A Nov. 11 Washington Post story noted: Starting Saturday, the cash-strapped delivery service said, it is giving customers two weeks to return stolen equipment, no questions asked.
The USPS spent nearly $50 million last year replacing equipment that was stolen or inadvertently taken and never returned by customers, officials said this week, labeling such thefts “a serious issue.”
“We are in a financial crisis and simply cannot afford this type of unnecessary expense,” said David Williams, vice president of USPS network operations. “The equipment is federal property, and we want it back.”
They helpfully notified us of their recommended shipping deadlines for customers sending items domestically; so here they are:
First class mail, cut off date Dec. 20
Priority mail, cut-off date Dec. 21
Express mail, cut-off date Dec. 22
Parcel post, cut-off date Dec. 15
First class postage stamp prices are going up by 1 cent starting in January, the U.S. Postal Service said Tuesday.
The cost of a first-class stamp — also known as a Forever Stamp — will climb to 45 cents on Jan. 22, the first price increase in more than 2 1/ 2 years, USPS said.
Other costs, including the price of mailing magazines, standard mail and some package services, will also go up. Express Mail and Priority Mail prices will not change.
The goal is generating an additional $888 million in revenue, postal officials said Tuesday.
Some leftovers from last week's big announcement that the U.S. Postal Service will move out of the downtown Riverside post office.
First: some of the area's businesses will feel the impact. Close to 1,000 post office boxes are rented at the Riverside office, and many belong to nearby businesses. Those boxes will also move out, in the first half of 2012, when the downtown station is relocated.
Question One: Who's going to feel the relocation the most?
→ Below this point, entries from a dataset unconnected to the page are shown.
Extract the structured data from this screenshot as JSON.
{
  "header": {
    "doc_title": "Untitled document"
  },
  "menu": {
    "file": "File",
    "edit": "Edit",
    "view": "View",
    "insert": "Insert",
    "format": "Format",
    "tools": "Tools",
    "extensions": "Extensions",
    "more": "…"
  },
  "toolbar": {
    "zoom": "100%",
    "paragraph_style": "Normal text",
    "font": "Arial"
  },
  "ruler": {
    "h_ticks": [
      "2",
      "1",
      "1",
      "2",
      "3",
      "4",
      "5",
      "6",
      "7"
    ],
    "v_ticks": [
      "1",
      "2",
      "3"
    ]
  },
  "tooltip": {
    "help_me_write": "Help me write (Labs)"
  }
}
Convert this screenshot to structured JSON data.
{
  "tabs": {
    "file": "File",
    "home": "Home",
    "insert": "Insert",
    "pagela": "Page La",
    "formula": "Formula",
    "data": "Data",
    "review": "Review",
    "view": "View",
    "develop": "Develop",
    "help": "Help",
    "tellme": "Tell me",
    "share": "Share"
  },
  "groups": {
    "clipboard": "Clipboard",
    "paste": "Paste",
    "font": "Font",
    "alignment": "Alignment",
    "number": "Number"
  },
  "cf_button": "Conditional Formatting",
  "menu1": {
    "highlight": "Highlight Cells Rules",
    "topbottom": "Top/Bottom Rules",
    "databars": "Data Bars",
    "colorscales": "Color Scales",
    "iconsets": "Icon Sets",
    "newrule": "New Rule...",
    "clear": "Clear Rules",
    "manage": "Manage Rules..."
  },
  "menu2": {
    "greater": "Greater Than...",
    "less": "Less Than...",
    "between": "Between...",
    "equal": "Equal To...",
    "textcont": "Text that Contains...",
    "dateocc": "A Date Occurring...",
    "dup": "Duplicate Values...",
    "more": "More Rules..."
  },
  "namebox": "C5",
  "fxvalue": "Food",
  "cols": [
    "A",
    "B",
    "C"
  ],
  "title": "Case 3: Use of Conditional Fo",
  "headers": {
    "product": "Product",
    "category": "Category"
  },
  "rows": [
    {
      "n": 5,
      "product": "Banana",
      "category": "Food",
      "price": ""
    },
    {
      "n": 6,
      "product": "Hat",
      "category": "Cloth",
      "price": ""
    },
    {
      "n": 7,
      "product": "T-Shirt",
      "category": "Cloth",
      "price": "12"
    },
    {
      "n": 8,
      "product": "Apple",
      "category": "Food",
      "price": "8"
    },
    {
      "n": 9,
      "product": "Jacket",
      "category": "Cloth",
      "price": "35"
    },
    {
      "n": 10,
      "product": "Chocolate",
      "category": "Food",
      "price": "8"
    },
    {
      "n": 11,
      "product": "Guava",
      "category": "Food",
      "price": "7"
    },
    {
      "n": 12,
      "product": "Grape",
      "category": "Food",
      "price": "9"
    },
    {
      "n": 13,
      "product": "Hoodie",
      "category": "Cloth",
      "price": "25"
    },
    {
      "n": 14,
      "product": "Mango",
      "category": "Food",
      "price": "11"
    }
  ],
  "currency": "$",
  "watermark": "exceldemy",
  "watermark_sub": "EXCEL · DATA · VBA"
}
Vote for your choice.
Another tidbit: the downtown Riverside office was never known as the “Main” post office, according to our historical research. The “main” office is by tradition the name only for the one that houses the local postmaster's office.
The current postmaster, Karen Fairlee, didn't move into the downtown office until 2000. Fairlee said the head office, before then, was at the old Terminal Annex, where Gonzaga's baseball field is now.
“The postmaster moved downtown in 2000 and since everyone knew (the downtown office) as “Riverside” (because that had been the office name for 90 years), the designation was not officially changed,” Fairlee explained in an email.
“Currently, the proper title is the Riverside Station,” Fairlee added.
Today's story about the plan to close the Riverside Avenue Post Office and relocate in a smaller building downtown provokes this question:
How will this affect your regular life? As a business person, what's the impact? As a regular or occasional user, how does it change things for you?
The justification for the move is clear; the US Postal Service doesn't need that much space, especially after sending the carriers who use it to another office.
We found a few interesting tidbits while conducting research. One of the most interesting is this item found in the GSA archives of its historic buildings:
In additition to the ornate floors, the building contained a common feature in post offices of the era. The “sneak hole” was a specially constructed, enclosed gallery located above the postal workroom that allowed inspectors to secretly observe the actions of employees through strategically placed peep holes. The “sneak hole” is no longer in use today.
A news item this morning reports the possibility that a number of area (Eastern Washington, North Idaho) post offices could be closed.
Which leads to the question: what's the best next use for any of those buildings that
do might close?
Three Spokane area offices are on that possible list: those in Hillyard, in Dishman and Parkwater.
I'm eager to hear what you'd propose be the best next uses for those locations, assuming they could be converted.
No, not another Starbucks. My suggestion: Hillyard's post office becomes a guitar-making studio and woodworking shop.